== RECORD SET

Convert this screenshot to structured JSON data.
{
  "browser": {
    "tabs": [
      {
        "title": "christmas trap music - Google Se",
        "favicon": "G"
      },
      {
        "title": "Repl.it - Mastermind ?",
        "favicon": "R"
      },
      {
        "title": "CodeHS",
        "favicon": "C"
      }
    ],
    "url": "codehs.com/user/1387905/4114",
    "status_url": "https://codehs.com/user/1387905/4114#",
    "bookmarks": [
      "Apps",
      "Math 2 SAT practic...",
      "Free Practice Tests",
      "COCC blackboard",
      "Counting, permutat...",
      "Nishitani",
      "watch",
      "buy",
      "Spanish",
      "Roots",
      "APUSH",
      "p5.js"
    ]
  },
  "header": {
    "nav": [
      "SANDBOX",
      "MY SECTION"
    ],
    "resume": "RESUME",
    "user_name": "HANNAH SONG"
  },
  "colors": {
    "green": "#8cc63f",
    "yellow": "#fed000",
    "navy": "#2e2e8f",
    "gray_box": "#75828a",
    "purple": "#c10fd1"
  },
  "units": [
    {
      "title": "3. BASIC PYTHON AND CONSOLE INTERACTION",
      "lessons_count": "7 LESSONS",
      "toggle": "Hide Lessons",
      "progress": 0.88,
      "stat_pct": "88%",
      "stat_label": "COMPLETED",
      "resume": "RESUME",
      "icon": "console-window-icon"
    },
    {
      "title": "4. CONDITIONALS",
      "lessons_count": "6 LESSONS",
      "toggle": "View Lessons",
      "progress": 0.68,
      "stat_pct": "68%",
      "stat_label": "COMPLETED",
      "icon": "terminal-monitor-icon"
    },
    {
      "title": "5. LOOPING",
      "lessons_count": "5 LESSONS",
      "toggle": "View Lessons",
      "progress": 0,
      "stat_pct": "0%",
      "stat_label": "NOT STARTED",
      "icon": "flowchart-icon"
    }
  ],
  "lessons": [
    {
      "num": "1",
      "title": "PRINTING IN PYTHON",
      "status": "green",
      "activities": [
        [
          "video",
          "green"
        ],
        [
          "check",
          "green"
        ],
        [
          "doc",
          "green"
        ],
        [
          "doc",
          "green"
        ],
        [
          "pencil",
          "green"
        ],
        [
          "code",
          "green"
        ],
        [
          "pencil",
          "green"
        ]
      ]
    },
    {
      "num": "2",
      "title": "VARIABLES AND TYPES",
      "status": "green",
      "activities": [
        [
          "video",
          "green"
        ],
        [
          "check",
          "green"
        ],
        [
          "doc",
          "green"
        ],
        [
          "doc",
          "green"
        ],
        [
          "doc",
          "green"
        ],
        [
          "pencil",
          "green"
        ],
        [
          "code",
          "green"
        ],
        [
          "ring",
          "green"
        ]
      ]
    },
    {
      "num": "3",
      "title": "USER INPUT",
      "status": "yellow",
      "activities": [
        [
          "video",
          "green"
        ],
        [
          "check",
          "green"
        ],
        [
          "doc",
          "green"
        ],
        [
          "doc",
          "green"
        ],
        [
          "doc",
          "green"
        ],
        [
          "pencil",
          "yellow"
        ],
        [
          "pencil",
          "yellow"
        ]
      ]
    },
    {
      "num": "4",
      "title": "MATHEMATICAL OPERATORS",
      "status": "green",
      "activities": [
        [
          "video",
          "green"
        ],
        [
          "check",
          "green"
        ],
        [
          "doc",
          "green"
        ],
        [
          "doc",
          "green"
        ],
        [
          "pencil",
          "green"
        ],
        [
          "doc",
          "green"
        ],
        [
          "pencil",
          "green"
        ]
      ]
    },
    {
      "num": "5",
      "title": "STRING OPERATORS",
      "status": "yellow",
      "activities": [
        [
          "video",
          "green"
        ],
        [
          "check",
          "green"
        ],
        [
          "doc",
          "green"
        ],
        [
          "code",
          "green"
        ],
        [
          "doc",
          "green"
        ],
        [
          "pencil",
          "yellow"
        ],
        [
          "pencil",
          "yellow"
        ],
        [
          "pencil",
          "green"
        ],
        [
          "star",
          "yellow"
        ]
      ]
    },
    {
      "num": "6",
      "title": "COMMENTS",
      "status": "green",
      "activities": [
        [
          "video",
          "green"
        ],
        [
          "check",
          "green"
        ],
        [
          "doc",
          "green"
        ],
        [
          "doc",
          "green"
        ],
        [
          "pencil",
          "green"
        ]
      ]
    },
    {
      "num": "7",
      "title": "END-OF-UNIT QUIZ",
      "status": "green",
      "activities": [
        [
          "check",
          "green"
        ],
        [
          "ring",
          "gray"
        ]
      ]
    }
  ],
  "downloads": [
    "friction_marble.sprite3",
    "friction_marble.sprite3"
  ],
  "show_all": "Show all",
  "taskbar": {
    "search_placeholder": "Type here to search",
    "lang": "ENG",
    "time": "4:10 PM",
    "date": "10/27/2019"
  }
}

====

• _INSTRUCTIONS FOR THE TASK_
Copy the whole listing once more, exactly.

• _RESULT OF THE TASK_
Convert this screenshot to structured JSON data.
{
  "browser": {
    "tabs": [
      {
        "title": "christmas trap music - Google Se",
        "favicon": "G"
      },
      {
        "title": "Repl.it - Mastermind ?",
        "favicon": "R"
      },
      {
        "title": "CodeHS",
        "favicon": "C"
      }
    ],
    "url": "codehs.com/user/1387905/4114",
    "status_url": "https://codehs.com/user/1387905/4114#",
    "bookmarks": [
      "Apps",
      "Math 2 SAT practic...",
      "Free Practice Tests",
      "COCC blackboard",
      "Counting, permutat...",
      "Nishitani",
      "watch",
      "buy",
      "Spanish",
      "Roots",
      "APUSH",
      "p5.js"
    ]
  },
  "header": {
    "nav": [
      "SANDBOX",
      "MY SECTION"
    ],
    "resume": "RESUME",
    "user_name": "HANNAH SONG"
  },
  "colors": {
    "green": "#8cc63f",
    "yellow": "#fed000",
    "navy": "#2e2e8f",
    "gray_box": "#75828a",
    "purple": "#c10fd1"
  },
  "units": [
    {
      "title": "3. BASIC PYTHON AND CONSOLE INTERACTION",
      "lessons_count": "7 LESSONS",
      "toggle": "Hide Lessons",
      "progress": 0.88,
      "stat_pct": "88%",
      "stat_label": "COMPLETED",
      "resume": "RESUME",
      "icon": "console-window-icon"
    },
    {
      "title": "4. CONDITIONALS",
      "lessons_count": "6 LESSONS",
      "toggle": "View Lessons",
      "progress": 0.68,
      "stat_pct": "68%",
      "stat_label": "COMPLETED",
      "icon": "terminal-monitor-icon"
    },
    {
      "title": "5. LOOPING",
      "lessons_count": "5 LESSONS",
      "toggle": "View Lessons",
      "progress": 0,
      "stat_pct": "0%",
      "stat_label": "NOT STARTED",
      "icon": "flowchart-icon"
    }
  ],
  "lessons": [
    {
      "num": "1",
      "title": "PRINTING IN PYTHON",
      "status": "green",
      "activities": [
        [
          "video",
          "green"
        ],
        [
          "check",
          "green"
        ],
        [
          "doc",
          "green"
        ],
        [
          "doc",
          "green"
        ],
        [
          "pencil",
          "green"
        ],
        [
          "code",
          "green"
        ],
        [
          "pencil",
          "green"
        ]
      ]
    },
    {
      "num": "2",
      "title": "VARIABLES AND TYPES",
      "status": "green",
      "activities": [
        [
          "video",
          "green"
        ],
        [
          "check",
          "green"
        ],
        [
          "doc",
          "green"
        ],
        [
          "doc",
          "green"
        ],
        [
          "doc",
          "green"
        ],
        [
          "pencil",
          "green"
        ],
        [
          "code",
          "green"
        ],
        [
          "ring",
          "green"
        ]
      ]
    },
    {
      "num": "3",
      "title": "USER INPUT",
      "status": "yellow",
      "activities": [
        [
          "video",
          "green"
        ],
        [
          "check",
          "green"
        ],
        [
          "doc",
          "green"
        ],
        [
          "doc",
          "green"
        ],
        [
          "doc",
          "green"
        ],
        [
          "pencil",
          "yellow"
        ],
        [
          "pencil",
          "yellow"
        ]
      ]
    },
    {
      "num": "4",
      "title": "MATHEMATICAL OPERATORS",
      "status": "green",
      "activities": [
        [
          "video",
          "green"
        ],
        [
          "check",
          "green"
        ],
        [
          "doc",
          "green"
        ],
        [
          "doc",
          "green"
        ],
        [
          "pencil",
          "green"
        ],
        [
          "doc",
          "green"
        ],
        [
          "pencil",
          "green"
        ]
      ]
    },
    {
      "num": "5",
      "title": "STRING OPERATORS",
      "status": "yellow",
      "activities": [
        [
          "video",
          "green"
        ],
        [
          "check",
          "green"
        ],
        [
          "doc",
          "green"
        ],
        [
          "code",
          "green"
        ],
        [
          "doc",
          "green"
        ],
        [
          "pencil",
          "yellow"
        ],
        [
          "pencil",
          "yellow"
        ],
        [
          "pencil",
          "green"
        ],
        [
          "star",
          "yellow"
        ]
      ]
    },
    {
      "num": "6",
      "title": "COMMENTS",
      "status": "green",
      "activities": [
        [
          "video",
          "green"
        ],
        [
          "check",
          "green"
        ],
        [
          "doc",
          "green"
        ],
        [
          "doc",
          "green"
        ],
        [
          "pencil",
          "green"
        ]
      ]
    },
    {
      "num": "7",
      "title": "END-OF-UNIT QUIZ",
      "status": "green",
      "activities": [
        [
          "check",
          "green"
        ],
        [
          "ring",
          "gray"
        ]
      ]
    }
  ],
  "downloads": [
    "friction_marble.sprite3",
    "friction_marble.sprite3"
  ],
  "show_all": "Show all",
  "taskbar": {
    "search_placeholder": "Type here to search",
    "lang": "ENG",
    "time": "4:10 PM",
    "date": "10/27/2019"
  }
}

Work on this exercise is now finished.